-- THE DATA follows --
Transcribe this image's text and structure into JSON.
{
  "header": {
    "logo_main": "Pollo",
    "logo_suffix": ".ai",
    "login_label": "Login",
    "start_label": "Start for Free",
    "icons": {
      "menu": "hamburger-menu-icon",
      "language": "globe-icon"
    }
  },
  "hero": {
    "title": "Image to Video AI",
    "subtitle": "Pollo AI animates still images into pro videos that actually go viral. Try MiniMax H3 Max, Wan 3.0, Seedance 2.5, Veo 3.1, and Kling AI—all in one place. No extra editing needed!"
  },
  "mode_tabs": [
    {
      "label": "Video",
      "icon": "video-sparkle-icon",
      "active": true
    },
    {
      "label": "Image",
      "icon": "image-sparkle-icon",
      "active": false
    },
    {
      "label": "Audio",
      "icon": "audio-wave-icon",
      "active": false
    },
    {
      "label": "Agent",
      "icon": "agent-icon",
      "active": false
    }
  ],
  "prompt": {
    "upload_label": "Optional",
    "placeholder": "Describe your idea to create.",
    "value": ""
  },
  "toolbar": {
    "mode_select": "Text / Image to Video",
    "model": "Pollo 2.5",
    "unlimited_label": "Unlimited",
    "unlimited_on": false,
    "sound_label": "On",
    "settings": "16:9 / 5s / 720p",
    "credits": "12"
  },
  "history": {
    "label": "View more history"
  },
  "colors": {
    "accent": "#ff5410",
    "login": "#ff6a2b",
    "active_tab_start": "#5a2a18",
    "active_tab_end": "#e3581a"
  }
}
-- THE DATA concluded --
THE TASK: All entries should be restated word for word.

COMPLETED TASK:
Transcribe this image's text and structure into JSON.
{
  "header": {
    "logo_main": "Pollo",
    "logo_suffix": ".ai",
    "login_label": "Login",
    "start_label": "Start for Free",
    "icons": {
      "menu": "hamburger-menu-icon",
      "language": "globe-icon"
    }
  },
  "hero": {
    "title": "Image to Video AI",
    "subtitle": "Pollo AI animates still images into pro videos that actually go viral. Try MiniMax H3 Max, Wan 3.0, Seedance 2.5, Veo 3.1, and Kling AI—all in one place. No extra editing needed!"
  },
  "mode_tabs": [
    {
      "label": "Video",
      "icon": "video-sparkle-icon",
      "active": true
    },
    {
      "label": "Image",
      "icon": "image-sparkle-icon",
      "active": false
    },
    {
      "label": "Audio",
      "icon": "audio-wave-icon",
      "active": false
    },
    {
      "label": "Agent",
      "icon": "agent-icon",
      "active": false
    }
  ],
  "prompt": {
    "upload_label": "Optional",
    "placeholder": "Describe your idea to create.",
    "value": ""
  },
  "toolbar": {
    "mode_select": "Text / Image to Video",
    "model": "Pollo 2.5",
    "unlimited_label": "Unlimited",
    "unlimited_on": false,
    "sound_label": "On",
    "settings": "16:9 / 5s / 720p",
    "credits": "12"
  },
  "history": {
    "label": "View more history"
  },
  "colors": {
    "accent": "#ff5410",
    "login": "#ff6a2b",
    "active_tab_start": "#5a2a18",
    "active_tab_end": "#e3581a"
  }
}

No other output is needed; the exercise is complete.